Element data from apps and pages

____________________

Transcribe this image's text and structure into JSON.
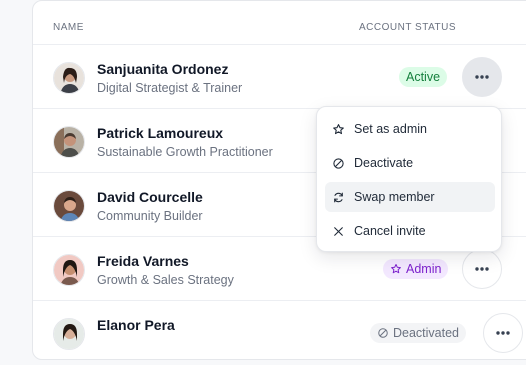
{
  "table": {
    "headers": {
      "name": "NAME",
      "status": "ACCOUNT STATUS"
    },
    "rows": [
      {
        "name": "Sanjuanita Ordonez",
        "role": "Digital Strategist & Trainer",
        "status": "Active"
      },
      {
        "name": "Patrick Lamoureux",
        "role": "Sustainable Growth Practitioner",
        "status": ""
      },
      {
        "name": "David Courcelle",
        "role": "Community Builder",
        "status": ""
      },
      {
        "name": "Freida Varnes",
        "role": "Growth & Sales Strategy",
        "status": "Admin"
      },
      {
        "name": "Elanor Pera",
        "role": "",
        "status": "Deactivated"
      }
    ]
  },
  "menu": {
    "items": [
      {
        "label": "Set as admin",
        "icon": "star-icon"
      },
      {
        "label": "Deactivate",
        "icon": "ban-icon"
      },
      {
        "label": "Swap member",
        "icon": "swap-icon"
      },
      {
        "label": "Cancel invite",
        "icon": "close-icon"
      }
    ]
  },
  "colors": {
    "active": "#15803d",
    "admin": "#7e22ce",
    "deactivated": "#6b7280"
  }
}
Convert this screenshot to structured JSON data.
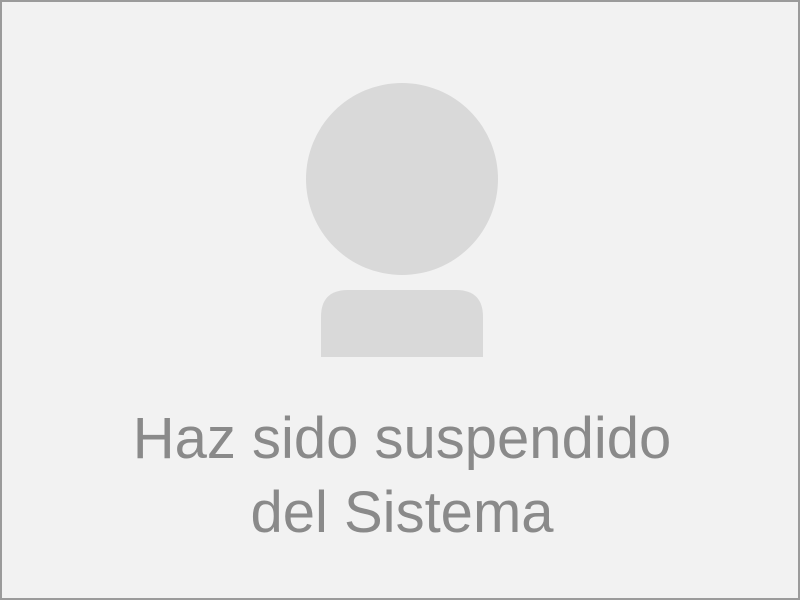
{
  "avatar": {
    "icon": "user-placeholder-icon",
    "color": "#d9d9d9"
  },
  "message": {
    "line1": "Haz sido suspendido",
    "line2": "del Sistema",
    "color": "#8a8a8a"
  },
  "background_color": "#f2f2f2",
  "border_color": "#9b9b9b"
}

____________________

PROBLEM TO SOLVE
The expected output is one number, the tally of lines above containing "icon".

ANSWER AREA
5